[Data about app and page elements]
----------

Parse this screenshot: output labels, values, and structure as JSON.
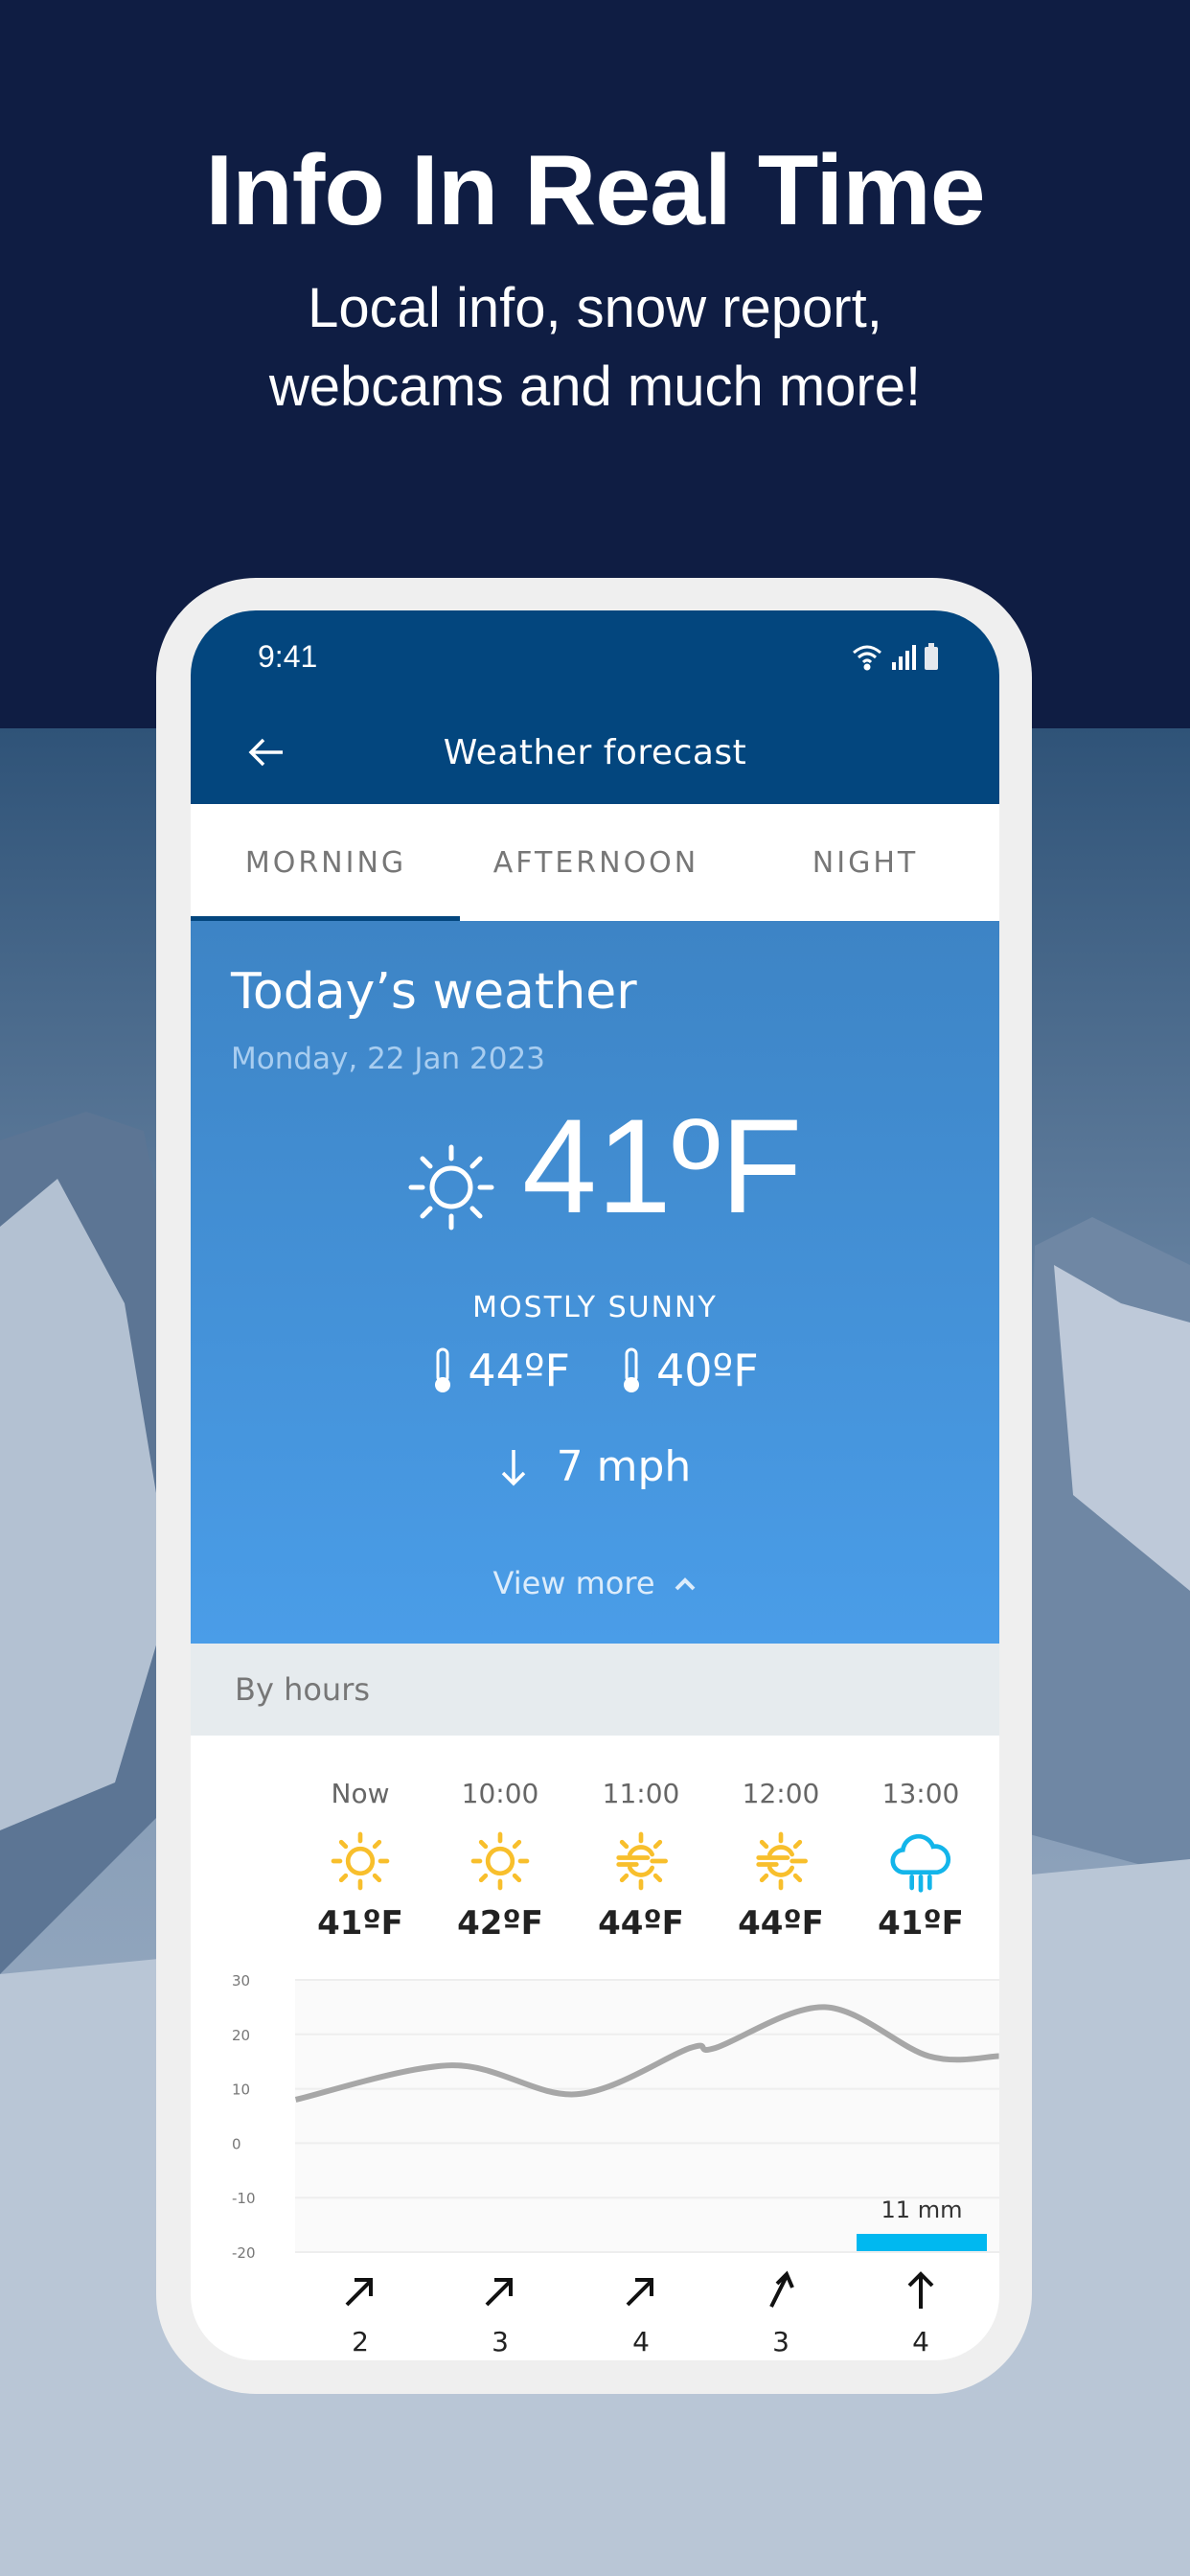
{
  "promo": {
    "headline": "Info In Real Time",
    "subtitle_line1": "Local info, snow report,",
    "subtitle_line2": "webcams and much more!"
  },
  "status_bar": {
    "time": "9:41",
    "icons": [
      "wifi-icon",
      "signal-icon",
      "battery-icon"
    ]
  },
  "app_bar": {
    "title": "Weather forecast",
    "back_icon": "arrow-left-icon"
  },
  "tabs": [
    {
      "label": "MORNING",
      "active": true
    },
    {
      "label": "AFTERNOON",
      "active": false
    },
    {
      "label": "NIGHT",
      "active": false
    }
  ],
  "today": {
    "title": "Today’s weather",
    "date": "Monday, 22 Jan 2023",
    "icon": "sun-icon",
    "temperature": "41ºF",
    "condition": "MOSTLY SUNNY",
    "high": "44ºF",
    "low": "40ºF",
    "wind": "7 mph",
    "wind_icon": "arrow-down-icon",
    "view_more": "View more"
  },
  "by_hours": {
    "label": "By hours",
    "hours": [
      {
        "time": "Now",
        "icon": "sun",
        "temp": "41ºF",
        "wind_dir": "ne",
        "wind": "2"
      },
      {
        "time": "10:00",
        "icon": "sun",
        "temp": "42ºF",
        "wind_dir": "ne",
        "wind": "3"
      },
      {
        "time": "11:00",
        "icon": "sun-haze",
        "temp": "44ºF",
        "wind_dir": "ne",
        "wind": "4"
      },
      {
        "time": "12:00",
        "icon": "sun-haze",
        "temp": "44ºF",
        "wind_dir": "nne",
        "wind": "3"
      },
      {
        "time": "13:00",
        "icon": "cloud-rain",
        "temp": "41ºF",
        "wind_dir": "n",
        "wind": "4"
      }
    ]
  },
  "colors": {
    "navy": "#0f1d43",
    "app_bar": "#03467e",
    "sun": "#f8bf2c",
    "rain": "#13b5ea",
    "precip_bar": "#00b8f0",
    "line": "#a7a7a7"
  },
  "chart_data": {
    "type": "line",
    "yticks": [
      "30",
      "20",
      "10",
      "0",
      "-10",
      "-20"
    ],
    "ylim": [
      -20,
      30
    ],
    "xlim": [
      -0.46,
      4.55
    ],
    "series": [
      {
        "points": [
          [
            -0.46,
            8
          ],
          [
            0.65,
            14.3
          ],
          [
            1.54,
            9
          ],
          [
            2.35,
            17.5
          ],
          [
            2.53,
            17.5
          ],
          [
            3.31,
            25
          ],
          [
            4.05,
            16
          ],
          [
            4.55,
            16
          ]
        ]
      }
    ],
    "precipitation": {
      "column": 4,
      "label": "11 mm",
      "value": 11
    },
    "grid": true
  }
}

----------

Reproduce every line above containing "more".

> ANSWER FOR THIS EXERCISE
    "subtitle_line2": "webcams and much more!"
    "view_more": "View more"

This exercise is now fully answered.